WHAT IS BEING ASKED =>
Set every entry down again precisely.

(Interface dataset entries)
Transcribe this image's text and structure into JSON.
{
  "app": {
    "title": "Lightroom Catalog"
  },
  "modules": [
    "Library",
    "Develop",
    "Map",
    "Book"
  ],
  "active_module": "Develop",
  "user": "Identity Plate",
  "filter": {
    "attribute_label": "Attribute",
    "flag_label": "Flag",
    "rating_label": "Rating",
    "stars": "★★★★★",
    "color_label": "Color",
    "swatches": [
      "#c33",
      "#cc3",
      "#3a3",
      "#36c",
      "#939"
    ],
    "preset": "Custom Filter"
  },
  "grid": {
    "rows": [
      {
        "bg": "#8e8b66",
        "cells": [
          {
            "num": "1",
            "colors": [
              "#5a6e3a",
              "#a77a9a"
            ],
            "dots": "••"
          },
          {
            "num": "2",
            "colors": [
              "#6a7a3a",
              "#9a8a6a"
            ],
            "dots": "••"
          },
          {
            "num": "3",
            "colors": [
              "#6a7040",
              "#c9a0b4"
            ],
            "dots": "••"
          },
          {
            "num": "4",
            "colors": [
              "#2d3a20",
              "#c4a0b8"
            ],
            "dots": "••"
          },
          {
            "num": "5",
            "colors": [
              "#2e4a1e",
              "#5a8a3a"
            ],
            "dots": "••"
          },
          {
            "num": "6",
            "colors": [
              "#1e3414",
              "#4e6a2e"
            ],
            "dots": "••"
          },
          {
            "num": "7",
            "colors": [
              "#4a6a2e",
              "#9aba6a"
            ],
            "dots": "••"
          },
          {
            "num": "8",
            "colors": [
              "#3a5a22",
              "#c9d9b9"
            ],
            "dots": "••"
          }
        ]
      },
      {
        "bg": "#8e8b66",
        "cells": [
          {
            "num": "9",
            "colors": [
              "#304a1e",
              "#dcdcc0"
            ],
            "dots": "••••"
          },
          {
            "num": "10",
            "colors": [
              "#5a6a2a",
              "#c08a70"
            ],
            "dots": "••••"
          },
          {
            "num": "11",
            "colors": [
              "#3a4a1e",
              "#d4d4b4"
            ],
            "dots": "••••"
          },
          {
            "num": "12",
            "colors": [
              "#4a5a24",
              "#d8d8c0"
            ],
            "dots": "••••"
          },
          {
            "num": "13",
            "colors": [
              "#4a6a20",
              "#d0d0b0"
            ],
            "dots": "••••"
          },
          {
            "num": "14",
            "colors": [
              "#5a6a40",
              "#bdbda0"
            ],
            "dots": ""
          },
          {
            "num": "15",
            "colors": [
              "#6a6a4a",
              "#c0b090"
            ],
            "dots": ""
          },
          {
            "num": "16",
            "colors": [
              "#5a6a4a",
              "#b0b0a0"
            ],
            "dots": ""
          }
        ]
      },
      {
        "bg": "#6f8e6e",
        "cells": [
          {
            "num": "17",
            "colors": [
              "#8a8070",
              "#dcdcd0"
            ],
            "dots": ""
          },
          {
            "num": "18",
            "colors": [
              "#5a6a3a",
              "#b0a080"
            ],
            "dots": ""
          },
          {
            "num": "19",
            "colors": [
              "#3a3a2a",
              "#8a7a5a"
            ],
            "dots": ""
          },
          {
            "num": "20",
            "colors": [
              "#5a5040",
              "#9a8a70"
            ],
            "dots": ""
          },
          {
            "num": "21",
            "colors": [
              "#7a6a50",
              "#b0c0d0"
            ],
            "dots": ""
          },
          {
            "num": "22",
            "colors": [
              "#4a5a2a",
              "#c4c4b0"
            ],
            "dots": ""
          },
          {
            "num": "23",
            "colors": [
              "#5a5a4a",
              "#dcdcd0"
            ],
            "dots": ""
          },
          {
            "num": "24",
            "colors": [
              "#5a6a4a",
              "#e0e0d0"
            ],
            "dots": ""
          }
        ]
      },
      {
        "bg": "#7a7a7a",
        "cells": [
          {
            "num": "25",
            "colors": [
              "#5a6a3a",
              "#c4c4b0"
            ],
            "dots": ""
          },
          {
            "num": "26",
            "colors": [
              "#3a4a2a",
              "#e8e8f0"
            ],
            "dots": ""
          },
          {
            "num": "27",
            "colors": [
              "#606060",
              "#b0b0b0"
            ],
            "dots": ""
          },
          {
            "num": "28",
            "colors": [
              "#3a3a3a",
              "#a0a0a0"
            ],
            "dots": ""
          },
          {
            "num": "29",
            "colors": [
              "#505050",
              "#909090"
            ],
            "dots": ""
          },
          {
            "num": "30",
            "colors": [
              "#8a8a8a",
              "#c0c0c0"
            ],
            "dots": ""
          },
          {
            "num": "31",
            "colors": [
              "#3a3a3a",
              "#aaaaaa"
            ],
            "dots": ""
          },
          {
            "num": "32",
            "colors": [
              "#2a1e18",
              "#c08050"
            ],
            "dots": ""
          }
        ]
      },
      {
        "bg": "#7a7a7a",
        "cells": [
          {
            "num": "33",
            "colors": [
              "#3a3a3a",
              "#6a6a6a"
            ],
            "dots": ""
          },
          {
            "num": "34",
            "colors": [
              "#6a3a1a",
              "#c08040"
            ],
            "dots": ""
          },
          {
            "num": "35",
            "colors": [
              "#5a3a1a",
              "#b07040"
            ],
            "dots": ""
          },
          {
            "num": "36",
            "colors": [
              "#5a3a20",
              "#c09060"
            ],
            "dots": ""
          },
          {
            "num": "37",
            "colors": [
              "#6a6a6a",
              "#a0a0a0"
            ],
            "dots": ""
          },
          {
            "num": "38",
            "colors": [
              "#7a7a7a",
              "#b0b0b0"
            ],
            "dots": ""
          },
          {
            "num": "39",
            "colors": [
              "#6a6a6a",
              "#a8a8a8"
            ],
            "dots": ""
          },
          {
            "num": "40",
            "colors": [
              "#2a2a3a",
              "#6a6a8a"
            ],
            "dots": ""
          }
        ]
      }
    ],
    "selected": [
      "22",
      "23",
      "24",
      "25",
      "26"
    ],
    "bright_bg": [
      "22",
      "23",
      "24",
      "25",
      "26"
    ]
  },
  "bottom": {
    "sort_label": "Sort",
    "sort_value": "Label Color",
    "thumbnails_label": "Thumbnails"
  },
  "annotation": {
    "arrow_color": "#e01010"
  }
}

RESPONSE TO THE EXERCISE =>
Transcribe this image's text and structure into JSON.
{
  "app": {
    "title": "Lightroom Catalog"
  },
  "modules": [
    "Library",
    "Develop",
    "Map",
    "Book"
  ],
  "active_module": "Develop",
  "user": "Identity Plate",
  "filter": {
    "attribute_label": "Attribute",
    "flag_label": "Flag",
    "rating_label": "Rating",
    "stars": "★★★★★",
    "color_label": "Color",
    "swatches": [
      "#c33",
      "#cc3",
      "#3a3",
      "#36c",
      "#939"
    ],
    "preset": "Custom Filter"
  },
  "grid": {
    "rows": [
      {
        "bg": "#8e8b66",
        "cells": [
          {
            "num": "1",
            "colors": [
              "#5a6e3a",
              "#a77a9a"
            ],
            "dots": "••"
          },
          {
            "num": "2",
            "colors": [
              "#6a7a3a",
              "#9a8a6a"
            ],
            "dots": "••"
          },
          {
            "num": "3",
            "colors": [
              "#6a7040",
              "#c9a0b4"
            ],
            "dots": "••"
          },
          {
            "num": "4",
            "colors": [
              "#2d3a20",
              "#c4a0b8"
            ],
            "dots": "••"
          },
          {
            "num": "5",
            "colors": [
              "#2e4a1e",
              "#5a8a3a"
            ],
            "dots": "••"
          },
          {
            "num": "6",
            "colors": [
              "#1e3414",
              "#4e6a2e"
            ],
            "dots": "••"
          },
          {
            "num": "7",
            "colors": [
              "#4a6a2e",
              "#9aba6a"
            ],
            "dots": "••"
          },
          {
            "num": "8",
            "colors": [
              "#3a5a22",
              "#c9d9b9"
            ],
            "dots": "••"
          }
        ]
      },
      {
        "bg": "#8e8b66",
        "cells": [
          {
            "num": "9",
            "colors": [
              "#304a1e",
              "#dcdcc0"
            ],
            "dots": "••••"
          },
          {
            "num": "10",
            "colors": [
              "#5a6a2a",
              "#c08a70"
            ],
            "dots": "••••"
          },
          {
            "num": "11",
            "colors": [
              "#3a4a1e",
              "#d4d4b4"
            ],
            "dots": "••••"
          },
          {
            "num": "12",
            "colors": [
              "#4a5a24",
              "#d8d8c0"
            ],
            "dots": "••••"
          },
          {
            "num": "13",
            "colors": [
              "#4a6a20",
              "#d0d0b0"
            ],
            "dots": "••••"
          },
          {
            "num": "14",
            "colors": [
              "#5a6a40",
              "#bdbda0"
            ],
            "dots": ""
          },
          {
            "num": "15",
            "colors": [
              "#6a6a4a",
              "#c0b090"
            ],
            "dots": ""
          },
          {
            "num": "16",
            "colors": [
              "#5a6a4a",
              "#b0b0a0"
            ],
            "dots": ""
          }
        ]
      },
      {
        "bg": "#6f8e6e",
        "cells": [
          {
            "num": "17",
            "colors": [
              "#8a8070",
              "#dcdcd0"
            ],
            "dots": ""
          },
          {
            "num": "18",
            "colors": [
              "#5a6a3a",
              "#b0a080"
            ],
            "dots": ""
          },
          {
            "num": "19",
            "colors": [
              "#3a3a2a",
              "#8a7a5a"
            ],
            "dots": ""
          },
          {
            "num": "20",
            "colors": [
              "#5a5040",
              "#9a8a70"
            ],
            "dots": ""
          },
          {
            "num": "21",
            "colors": [
              "#7a6a50",
              "#b0c0d0"
            ],
            "dots": ""
          },
          {
            "num": "22",
            "colors": [
              "#4a5a2a",
              "#c4c4b0"
            ],
            "dots": ""
          },
          {
            "num": "23",
            "colors": [
              "#5a5a4a",
              "#dcdcd0"
            ],
            "dots": ""
          },
          {
            "num": "24",
            "colors": [
              "#5a6a4a",
              "#e0e0d0"
            ],
            "dots": ""
          }
        ]
      },
      {
        "bg": "#7a7a7a",
        "cells": [
          {
            "num": "25",
            "colors": [
              "#5a6a3a",
              "#c4c4b0"
            ],
            "dots": ""
          },
          {
            "num": "26",
            "colors": [
              "#3a4a2a",
              "#e8e8f0"
            ],
            "dots": ""
          },
          {
            "num": "27",
            "colors": [
              "#606060",
              "#b0b0b0"
            ],
            "dots": ""
          },
          {
            "num": "28",
            "colors": [
              "#3a3a3a",
              "#a0a0a0"
            ],
            "dots": ""
          },
          {
            "num": "29",
            "colors": [
              "#505050",
              "#909090"
            ],
            "dots": ""
          },
          {
            "num": "30",
            "colors": [
              "#8a8a8a",
              "#c0c0c0"
            ],
            "dots": ""
          },
          {
            "num": "31",
            "colors": [
              "#3a3a3a",
              "#aaaaaa"
            ],
            "dots": ""
          },
          {
            "num": "32",
            "colors": [
              "#2a1e18",
              "#c08050"
            ],
            "dots": ""
          }
        ]
      },
      {
        "bg": "#7a7a7a",
        "cells": [
          {
            "num": "33",
            "colors": [
              "#3a3a3a",
              "#6a6a6a"
            ],
            "dots": ""
          },
          {
            "num": "34",
            "colors": [
              "#6a3a1a",
              "#c08040"
            ],
            "dots": ""
          },
          {
            "num": "35",
            "colors": [
              "#5a3a1a",
              "#b07040"
            ],
            "dots": ""
          },
          {
            "num": "36",
            "colors": [
              "#5a3a20",
              "#c09060"
            ],
            "dots": ""
          },
          {
            "num": "37",
            "colors": [
              "#6a6a6a",
              "#a0a0a0"
            ],
            "dots": ""
          },
          {
            "num": "38",
            "colors": [
              "#7a7a7a",
              "#b0b0b0"
            ],
            "dots": ""
          },
          {
            "num": "39",
            "colors": [
              "#6a6a6a",
              "#a8a8a8"
            ],
            "dots": ""
          },
          {
            "num": "40",
            "colors": [
              "#2a2a3a",
              "#6a6a8a"
            ],
            "dots": ""
          }
        ]
      }
    ],
    "selected": [
      "22",
      "23",
      "24",
      "25",
      "26"
    ],
    "bright_bg": [
      "22",
      "23",
      "24",
      "25",
      "26"
    ]
  },
  "bottom": {
    "sort_label": "Sort",
    "sort_value": "Label Color",
    "thumbnails_label": "Thumbnails"
  },
  "annotation": {
    "arrow_color": "#e01010"
  }
}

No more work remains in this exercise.